7) Jonah allowed himself to get bitter over God’s undeserved mercy. (4:9)
-> Jonah has allowed himself to get so bitter over God being gracious to people who didn’t deserve it in Jonah’s eye that he is totally consumed by bitterness, prejudice, and revenge. All he wants is the people of Nineveh to die. How many of us have ever gotten so bitter about something that it consumes us?
-> What God says next is rather profound:
-> You were saddened because something minor you held dear was destroyed. If you could have, you would have saved the plant. You are so worried about this little plant that means nothing! Should not I try and find a way to save something of truly immeasurable value? Shouldn’t I be concerned about the welfare of my dear possession that is about to face destruction? If you are concerned about the welfare of something so trivial and small in the face of eternity, shouldn’t I have the right to be concerned about the ultimate eternity of the lives of my creation (the people who were in spiritual darkness, and the cattle – symbolizing God’s greater creation about to be destroyed)?
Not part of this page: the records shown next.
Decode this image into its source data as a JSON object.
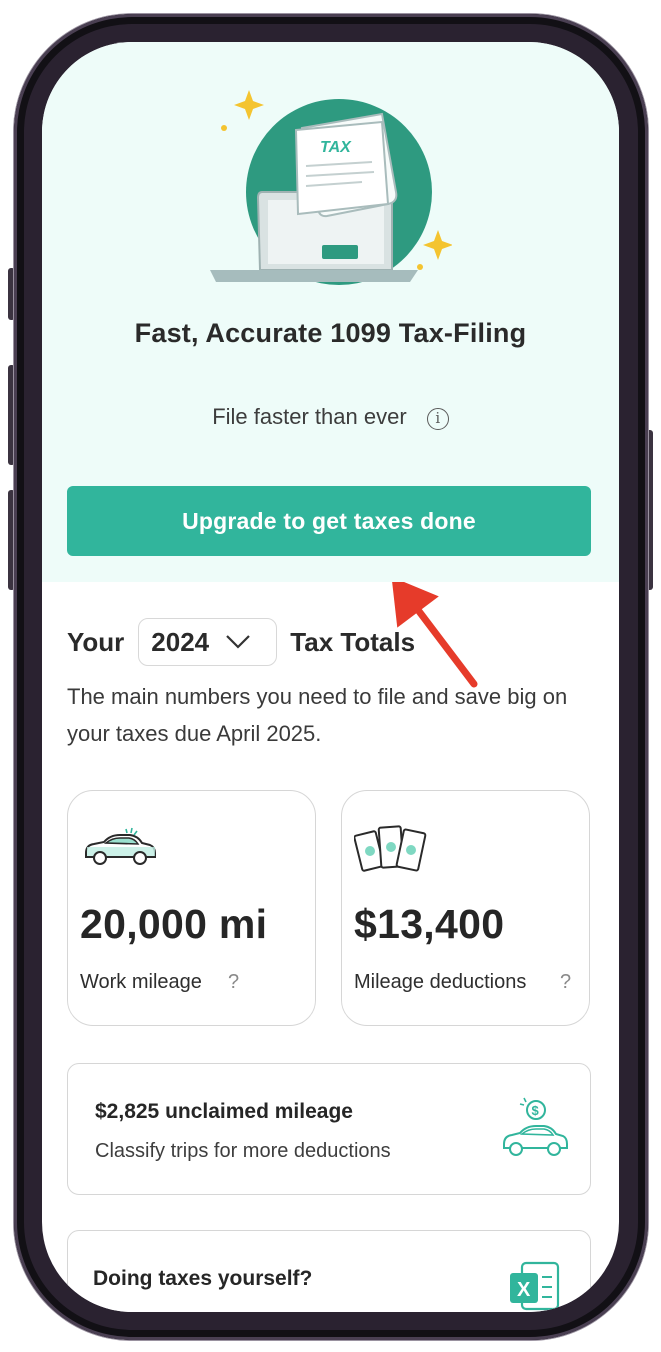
{
  "hero": {
    "illustration_label": "TAX",
    "title": "Fast, Accurate 1099 Tax-Filing",
    "subtitle": "File faster than ever",
    "info_glyph": "i",
    "upgrade_button": "Upgrade to get taxes done"
  },
  "totals": {
    "prefix": "Your",
    "year": "2024",
    "suffix": "Tax Totals",
    "description": "The main numbers you need to file and save big on your taxes due April 2025."
  },
  "cards": {
    "mileage": {
      "value": "20,000 mi",
      "label": "Work mileage",
      "help": "?",
      "icon": "car-icon"
    },
    "deductions": {
      "value": "$13,400",
      "label": "Mileage deductions",
      "help": "?",
      "icon": "money-bills-icon"
    }
  },
  "unclaimed": {
    "title": "$2,825 unclaimed mileage",
    "subtitle": "Classify trips for more deductions",
    "icon": "car-coin-icon"
  },
  "diy": {
    "title": "Doing taxes yourself?",
    "icon": "excel-icon"
  },
  "colors": {
    "accent": "#31b59c",
    "dark_teal": "#2e9a80",
    "hero_bg": "#eefcf9",
    "annotation_arrow": "#e63b2a"
  }
}
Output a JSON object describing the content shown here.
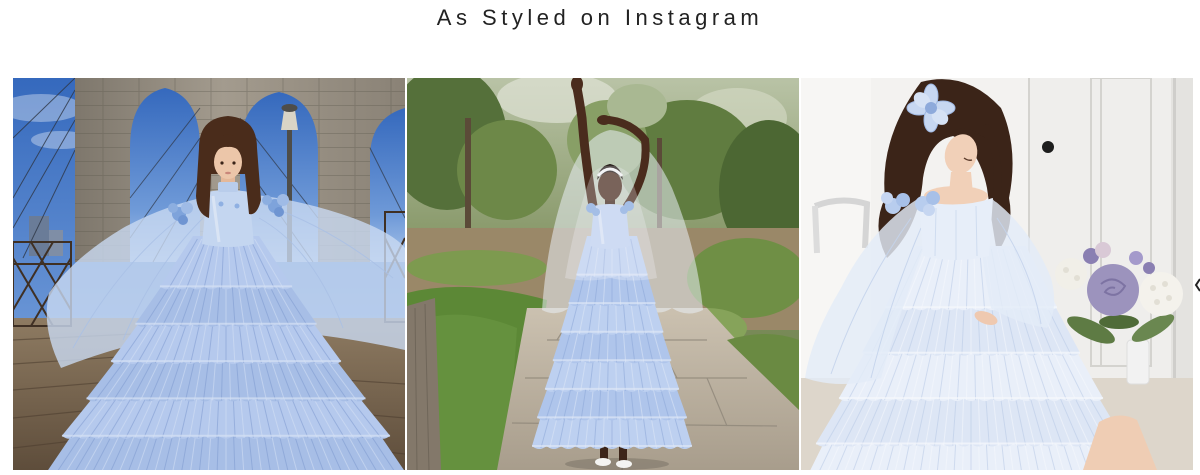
{
  "heading": "As Styled on Instagram",
  "carousel": {
    "arrow_icon": "chevron-left-icon"
  },
  "colors": {
    "heading_text": "#222222",
    "page_background": "#ffffff",
    "dress_blue": "#b5c9ed"
  }
}
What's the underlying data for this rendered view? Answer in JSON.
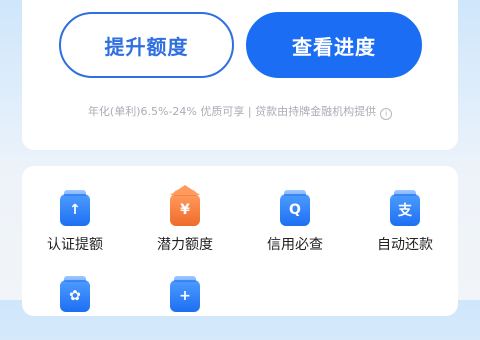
{
  "actions": {
    "increase_limit_label": "提升额度",
    "view_progress_label": "查看进度"
  },
  "disclaimer": {
    "text": "年化(单利)6.5%-24% 优质可享 | 贷款由持牌金融机构提供",
    "info_glyph": "i"
  },
  "services": [
    {
      "label": "认证提额",
      "icon": "arrow-up-icon",
      "glyph": "↑",
      "color": "#1d6ff2"
    },
    {
      "label": "潜力额度",
      "icon": "yuan-house-icon",
      "glyph": "¥",
      "color": "#f06b2a"
    },
    {
      "label": "信用必查",
      "icon": "search-icon",
      "glyph": "Q",
      "color": "#1d6ff2"
    },
    {
      "label": "自动还款",
      "icon": "alipay-icon",
      "glyph": "支",
      "color": "#1d6ff2"
    },
    {
      "label": "",
      "icon": "star-icon",
      "glyph": "✿",
      "color": "#1d6ff2"
    },
    {
      "label": "",
      "icon": "plus-icon",
      "glyph": "+",
      "color": "#1d6ff2"
    }
  ],
  "colors": {
    "primary": "#1b6ef3",
    "outline": "#2f6fe0",
    "accent_orange": "#f06b2a"
  }
}
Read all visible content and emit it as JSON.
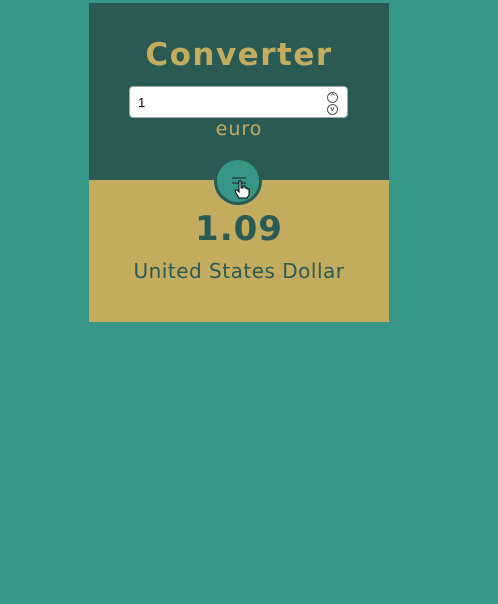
{
  "colors": {
    "page_background": "#369787",
    "top_panel": "#2a5a54",
    "bottom_panel": "#c4ac5e",
    "accent_gold": "#c4ac5e",
    "dark_green": "#2a5a54"
  },
  "converter": {
    "title": "Converter",
    "amount_value": "1",
    "from_currency": "euro",
    "swap_icon": "swap-lines-icon",
    "result_value": "1.09",
    "to_currency": "United States Dollar"
  }
}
God has mercy on people who don’t deserve it, starting with you and I.
-> I asked this at the start of the message today: Is there anyone right now that we would have a problem seeing God extend mercy to? Anyone you can think of who never deserves forgiveness? Is there anyone so bad in our mind or so hurtful (community or personal) that if God asked us to forgive, or show His mercy to, we would flinch, cringe, and resist?
God is a God of second chances so that we can be people of second chances to those around us who don’t deserve it.
-> If God has forgiven us, and showed us mercy, He expects us to do the same to others. In fact, the Bible says that if we say we have the love of Christ in us, but we are unwilling to love others (show mercy and grace), then we are fooling ourselves with a falsehood ( 1 John 4:19-21).
-> This means that you and I have no choice but to be gracious and merciful to those who we don’t think deserve it. God loved us first. God has mercy on people who don’t deserve it, starting with you and I.
-> How are we doing at extending mercy to those who we don’t feel warrant it?
-> Do we get so bitter that we just see the offence of the other people and feel they don’t deserve God’s grace, yet we are so upset that we fail to see that we are equally undeserving?
-> When it comes to forgiveness, we struggle a bit… especially if it is personal. We say “don’t you know how I have been hurt??” Don’t you see my pain? Can’t you see how bad they were to me?? Don’t you know who they are and what they do? And we also say “I can’t forgive (or don’t need to) because they haven’t asked for it.” Sounds noble… but is totally unbiblical. God tells us that if we first don’t forgive, how can He forgive us?
-> Mercy, by definition, is not fair. It is giving us what we do not deserve. With God being good and filled with mercy, we wont always get our way. People who should get what they deserve wont, and really, it isn’t fair. Being fair is giving us what we all deserve.
-> Mercy will not satisfy as long as we are living with a chip on our shoulder.
God had a plan to forgive all of humanity for all history before they even knew they needed it.
-> What is the good news of the Scripture? (Eph 1:4-5) Before time began on Earth, God knew who you were, knew you needed mercy, and already chose to extend it to you. Back then, He already chose to send Jesus on your behalf to die on a Cross, and rise again so that you could be forgiven – so that you could have mercy. And it made Him happy!
-> The Bible says that while we were yet still sinners, Christ died for us (Rom 5:8). We were undeserving sinners – we ALL were enemies of God at one time (Rom 5:10), yet God offered us mercy.
-> Sounds like God extending mercy on us before we even knew we needed it… before we even asked for it. It sure sounds like God has mercy on people who don’t deserve it, starting with you and I. God took people who were enemies, and made them friends – He did it for me, and he did it for you. God has mercy on people who don’t deserve it, starting with you and I. And he expects you and I to do the same.